It is important to determine the construction year of the house or the dwelling where your child may spend a large amount of time (e.g., grandparents or daycare). In housing built before 1978, assume that the paint has lead unless tests show otherwise.
Talk to your state or local health department about testing paint and dust from your home and soil for lead.
Make sure your child does not have access to peeling paint or chewable surfaces painted with lead-based paint.
Pregnant women and children should not be present in housing built before 1978 that is undergoing renovation. They should not participate in activities that disturb old paint or in cleaning up paint debris after work is completed. Insure contractors are certified and have appropriate training (Lead Inspector and RRP Training).
Create barriers between living/play areas and lead sources. Until environmental clean-up is completed, parents should clean and isolate all sources of lead. They should close and lock doors to keep children away from chipping or peeling paint on walls. You can also apply temporary barriers such as contact paper or duct tape, to cover holes in walls or to block children's access to other sources of lead.
Regularly wash children's hands and toys. Hands and toys can become contaminated from household dust or exterior soil. Both are known lead sources.
Regularly wet-mop floors and wet-wipe window components. Because household dust is a major source of lead, parents should wet-mop floors and wet-wipe horizontal surfaces every 2-3 weeks. Windowsills and window troughs can contain high levels of leaded dust. They should be kept clean. If feasible, windows should be shut to prevent abrasion of painted surfaces.
Prevent children from playing in bare soil. Plant grass on areas of bare soil or cover the soil with grass seed, mulch, or wood chips. Until the bare soil is covered, parents should move play areas away from bare soil and away from the sides of the house.
To further reduce a child's exposure from non-residential paint sources:
Avoid using traditional home remedies and cosmetics that may contain lead.
Avoid eating candies imported from Mexico.
Avoid using containers, cookware, or tableware to store or cook foods or liquids that are not known to be lead free.
Remove recalled toys and toy jewelry immediately from children. Check the Lead Recall List frequently.
Use only cold water from the tap for drinking, cooking, and for making baby formula (Hot water is more likely to contain higher levels of lead. Most of the lead in household water usually comes from the plumbing in your house, not from the local water supply.).
Shower and change clothes after finishing a task that involves working with lead-based products such as stain glass work, bullet making, or using a firing range.

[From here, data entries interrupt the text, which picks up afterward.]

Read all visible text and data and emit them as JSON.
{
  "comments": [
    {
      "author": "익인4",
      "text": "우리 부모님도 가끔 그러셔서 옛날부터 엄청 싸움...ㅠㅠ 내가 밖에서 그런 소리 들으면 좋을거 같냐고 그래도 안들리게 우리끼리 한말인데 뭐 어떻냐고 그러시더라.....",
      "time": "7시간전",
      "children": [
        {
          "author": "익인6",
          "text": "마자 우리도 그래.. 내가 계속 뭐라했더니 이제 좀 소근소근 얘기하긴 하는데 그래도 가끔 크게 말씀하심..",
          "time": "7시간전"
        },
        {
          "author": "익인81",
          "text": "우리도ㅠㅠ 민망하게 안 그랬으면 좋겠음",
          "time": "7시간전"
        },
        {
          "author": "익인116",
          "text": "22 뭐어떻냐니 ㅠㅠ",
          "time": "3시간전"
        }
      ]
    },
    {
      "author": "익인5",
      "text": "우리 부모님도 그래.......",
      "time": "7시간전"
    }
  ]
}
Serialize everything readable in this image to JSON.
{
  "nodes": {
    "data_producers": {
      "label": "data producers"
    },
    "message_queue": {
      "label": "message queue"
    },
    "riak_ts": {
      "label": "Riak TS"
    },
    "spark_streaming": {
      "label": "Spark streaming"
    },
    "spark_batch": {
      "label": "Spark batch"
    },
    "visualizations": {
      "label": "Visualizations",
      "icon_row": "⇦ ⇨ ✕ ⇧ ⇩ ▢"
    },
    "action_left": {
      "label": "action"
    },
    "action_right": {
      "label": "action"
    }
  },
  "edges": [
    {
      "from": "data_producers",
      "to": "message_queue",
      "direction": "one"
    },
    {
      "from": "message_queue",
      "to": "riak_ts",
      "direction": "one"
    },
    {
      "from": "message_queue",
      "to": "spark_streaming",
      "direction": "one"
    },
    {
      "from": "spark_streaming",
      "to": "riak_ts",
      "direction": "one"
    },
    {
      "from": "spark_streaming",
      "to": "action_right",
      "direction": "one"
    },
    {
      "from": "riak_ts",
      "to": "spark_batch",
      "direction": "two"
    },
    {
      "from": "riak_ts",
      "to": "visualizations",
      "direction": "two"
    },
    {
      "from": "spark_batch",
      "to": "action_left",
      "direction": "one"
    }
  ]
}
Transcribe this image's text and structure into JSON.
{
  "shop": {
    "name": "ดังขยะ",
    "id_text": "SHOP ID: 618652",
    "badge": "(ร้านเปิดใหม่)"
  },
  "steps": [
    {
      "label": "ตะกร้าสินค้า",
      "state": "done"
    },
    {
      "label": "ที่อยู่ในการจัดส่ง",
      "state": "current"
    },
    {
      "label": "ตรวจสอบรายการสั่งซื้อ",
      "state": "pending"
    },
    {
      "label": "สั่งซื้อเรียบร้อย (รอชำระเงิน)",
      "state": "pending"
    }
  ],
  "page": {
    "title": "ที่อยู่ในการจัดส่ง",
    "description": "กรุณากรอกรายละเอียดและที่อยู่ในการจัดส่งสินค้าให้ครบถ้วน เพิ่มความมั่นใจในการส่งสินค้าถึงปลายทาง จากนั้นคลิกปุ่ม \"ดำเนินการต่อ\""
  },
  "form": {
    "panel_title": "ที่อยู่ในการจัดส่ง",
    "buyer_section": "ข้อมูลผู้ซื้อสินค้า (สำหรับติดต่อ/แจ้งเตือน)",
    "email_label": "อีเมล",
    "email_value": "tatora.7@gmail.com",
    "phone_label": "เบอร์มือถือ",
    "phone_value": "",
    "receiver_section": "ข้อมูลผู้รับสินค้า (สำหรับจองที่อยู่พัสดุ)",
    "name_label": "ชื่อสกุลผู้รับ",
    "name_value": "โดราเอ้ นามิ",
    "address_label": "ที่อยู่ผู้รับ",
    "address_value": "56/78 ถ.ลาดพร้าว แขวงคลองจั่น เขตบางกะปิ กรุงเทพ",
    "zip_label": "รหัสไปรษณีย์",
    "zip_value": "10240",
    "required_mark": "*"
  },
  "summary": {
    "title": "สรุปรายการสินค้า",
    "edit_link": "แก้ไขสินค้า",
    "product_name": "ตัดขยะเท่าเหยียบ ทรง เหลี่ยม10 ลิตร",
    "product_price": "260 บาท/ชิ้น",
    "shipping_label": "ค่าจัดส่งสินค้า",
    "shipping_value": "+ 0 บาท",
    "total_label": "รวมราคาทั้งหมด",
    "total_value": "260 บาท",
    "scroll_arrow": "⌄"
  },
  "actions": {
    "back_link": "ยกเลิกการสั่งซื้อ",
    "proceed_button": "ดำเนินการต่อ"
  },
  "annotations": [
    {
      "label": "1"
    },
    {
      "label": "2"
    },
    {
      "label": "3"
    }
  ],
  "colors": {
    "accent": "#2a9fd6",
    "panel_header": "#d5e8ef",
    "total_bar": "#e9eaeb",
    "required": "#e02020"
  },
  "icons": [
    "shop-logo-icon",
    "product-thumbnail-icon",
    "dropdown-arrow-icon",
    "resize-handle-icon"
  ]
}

A 2006 report of the U.S. Surgeon General states that: "There is no risk-free level of exposure to secondhand smoke. Nonsmokers exposed to secondhand smoke at home or work increase their risk of developing heart disease by 25 to 30 percent and lung cancer by 20 to 30 percent. The finding is of major public health concern due to the fact that nearly half of all nonsmoking Americans are still regularly exposed to secondhand smoke."
Short exposures to secondhand smoke can cause blood platelets to become stickier and damage the lining of blood vessels = probable increase of the risk of a heart attack.
A May 1997 report in Circulation: Journal of the American Heart Association found that constant exposure to environmental tobacco smoke - in the workplace or home - nearly doubled the risk of having a heart attack.
Michigan joins other states in the benefits of a Smoking Ban, May 1, 2010.
The Kalamazoo County Health and Community Services Department programs are open to all without regard to race, sex, color, national origin, religion, height, weight,
marital status, political affiliation, sexual orientation, gender identity, or disability.
Links to external sites do not constitute endorsements by Kalamazoo County.